bloomberg). Justin Fox, the author of this claim, believes that the current boom of high quality TV series is "unsustainable".
According to him "today’s quality programming is being financed from the past (broadcast and basic-cable advertising revenue, DVD sales), the present (cable subscriber fees, iTunes), and the future (streaming subscription fees and ad revenue)" (bloomberg). He sees the "present" "under threat". His explanation: "Cable’s lucrative mix of ad revenue and user fees is being attacked by streaming services that are already stealing away viewers and new “skinny bundles” from Dish Network, Apple and soon others that could soon be stealing away lucrative subscribers." compares TV with "Recorded-music and newspaper revenue collapsed under digital assault"

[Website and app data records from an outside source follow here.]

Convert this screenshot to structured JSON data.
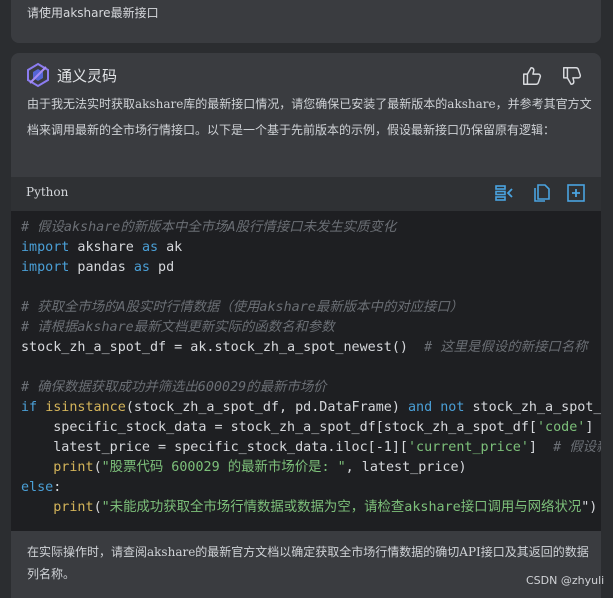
{
  "user_message": "请使用akshare最新接口",
  "assistant": {
    "name": "通义灵码",
    "intro": "由于我无法实时获取akshare库的最新接口情况，请您确保已安装了最新版本的akshare，并参考其官方文档来调用最新的全市场行情接口。以下是一个基于先前版本的示例，假设最新接口仍保留原有逻辑：",
    "code": {
      "language": "Python",
      "lines": {
        "l1": "# 假设akshare的新版本中全市场A股行情接口未发生实质变化",
        "l2_kw1": "import",
        "l2_mod": " akshare ",
        "l2_kw2": "as",
        "l2_alias": " ak",
        "l3_kw1": "import",
        "l3_mod": " pandas ",
        "l3_kw2": "as",
        "l3_alias": " pd",
        "l5": "# 获取全市场的A股实时行情数据（使用akshare最新版本中的对应接口）",
        "l6": "# 请根据akshare最新文档更新实际的函数名和参数",
        "l7_code": "stock_zh_a_spot_df = ak.stock_zh_a_spot_newest()  ",
        "l7_cm": "# 这里是假设的新接口名称",
        "l9": "# 确保数据获取成功并筛选出600029的最新市场价",
        "l10_kw": "if",
        "l10_sp": " ",
        "l10_bi": "isinstance",
        "l10_code": "(stock_zh_a_spot_df, pd.DataFrame) ",
        "l10_and": "and",
        "l10_sp2": " ",
        "l10_not": "not",
        "l10_rest": " stock_zh_a_spot_df.empty:",
        "l11_code": "    specific_stock_data = stock_zh_a_spot_df[stock_zh_a_spot_df[",
        "l11_str": "'code'",
        "l11_rest": "] == ",
        "l12_code": "    latest_price = specific_stock_data.iloc[-1][",
        "l12_str": "'current_price'",
        "l12_mid": "]  ",
        "l12_cm": "# 假设新接口中当前价格字段名为current_price",
        "l13_ind": "    ",
        "l13_bi": "print",
        "l13_p": "(",
        "l13_str": "\"股票代码 600029 的最新市场价是: \"",
        "l13_rest": ", latest_price)",
        "l14_kw": "else",
        "l14_rest": ":",
        "l15_ind": "    ",
        "l15_bi": "print",
        "l15_p": "(",
        "l15_str": "\"未能成功获取全市场行情数据或数据为空，请检查akshare接口调用与网络状况",
        "l15_rest": "\")"
      }
    },
    "outro": "在实际操作时，请查阅akshare的最新官方文档以确定获取全市场行情数据的确切API接口及其返回的数据列名称。"
  },
  "watermark": "CSDN @zhyuli",
  "colors": {
    "background": "#2b2d30",
    "card": "#3a3c40",
    "code_bg": "#1e1f22",
    "keyword": "#4a9fd6",
    "builtin": "#d4b45a",
    "string": "#7dc07a",
    "comment": "#6b6f75",
    "accent_icon": "#4aa3e0"
  },
  "icons": {
    "logo": "tongyi-logo-icon",
    "thumb_up": "thumbs-up-icon",
    "thumb_down": "thumbs-down-icon",
    "insert": "insert-code-icon",
    "copy": "copy-icon",
    "new_file": "new-file-icon"
  }
}
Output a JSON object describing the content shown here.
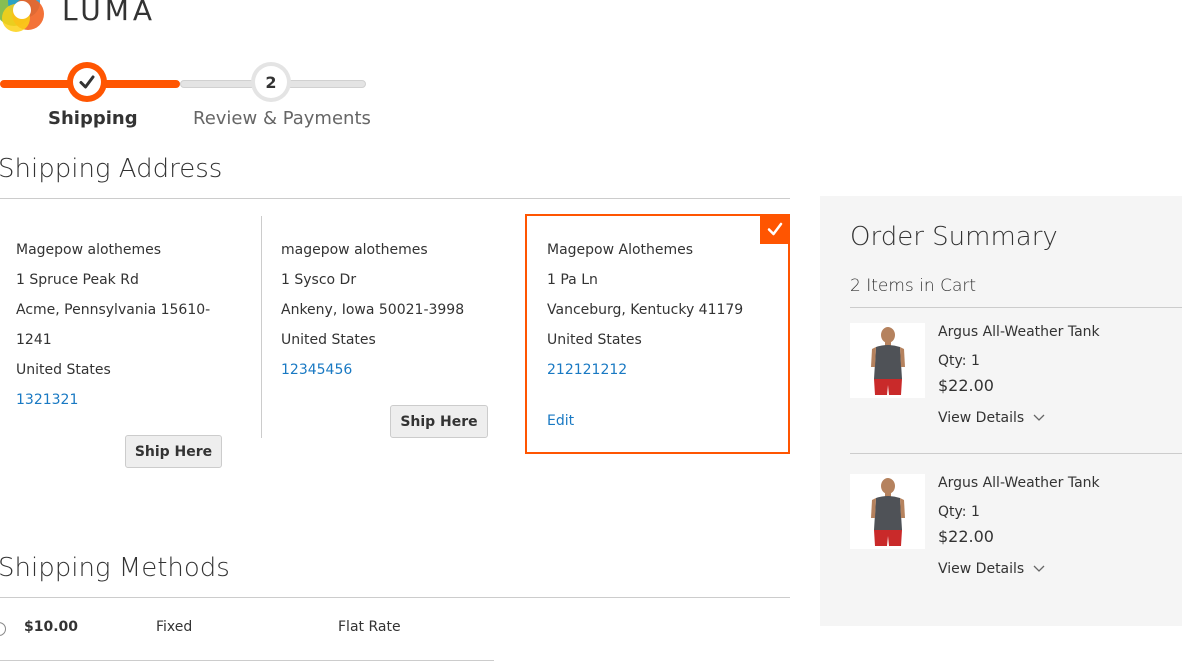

I don´t agree. I expect quite the opposite. Thanks to Amazon & Netflix I can watch now "Game of Thrones" and other HBO gems which I couldn`t afford before. Thanks to Amazon & Co. I am binge watching "Rectify", a brilliant series produced by the ambitious Sundance Channel. Just the rich can afford to subscript to the bunch of expensive elite TV producers like HBO, Sundance, FX, SYFY, AMC and others. But thanks to Amazon & Netflix I am capable to enjoy "The Americans" and other high quality TV series for a reasonable price.
Newcomers like Netflix, Amazon, Hulu, Apple, Yahoo and others create new platforms and new channels to sell the content of elite producers like HBO. And the newcomers also produce their own ambitious series like Netflix´s "House of Cards" or Amazon`s "Transparent". They are assisted by devices like Roku, Amazon Fire TV, Apple TV and Chromecasts which make it easy to stream online content to the TV.
The possibility to downstream TV programs on a growing number of devices - TV-receivers, computers, tablets, smartphones, games consoles and other platforms - creates new markets and expands the number of potential viewers enormously. This encourages the producers to spend more money for script writers, actors, directors, cinematography and post production including special effects.
The technological progress also helps producers to realize their ideas because they can alter scenes in the (digital) post-production and make the results looking better. And technological advances are reducing costs of production. For instance a scene which needs many actors can now be faked in post-production by digitally multiplying the photographed persons.
I also believe that the ongoing globalization contributes to the rise of TV quality. Producers can sell their series in many countries (to local TV-channels or directly as downloads to the consumers) which again justifies costlier productions. I also expect that the number of foreign productions we can see will sharply rise in the coming years which will strengthen the competition. British TV-series like "Sherlock" and "Downton Abbey" are already popular in the US. Why not some fresh TV from Scandinavia, China or Latin America.?
We are experiencing a win-win situation: HBO & Co. find many more customers, TV-newcomers like Amazon earn additional incomes and the TV watchers get more quality for cheap.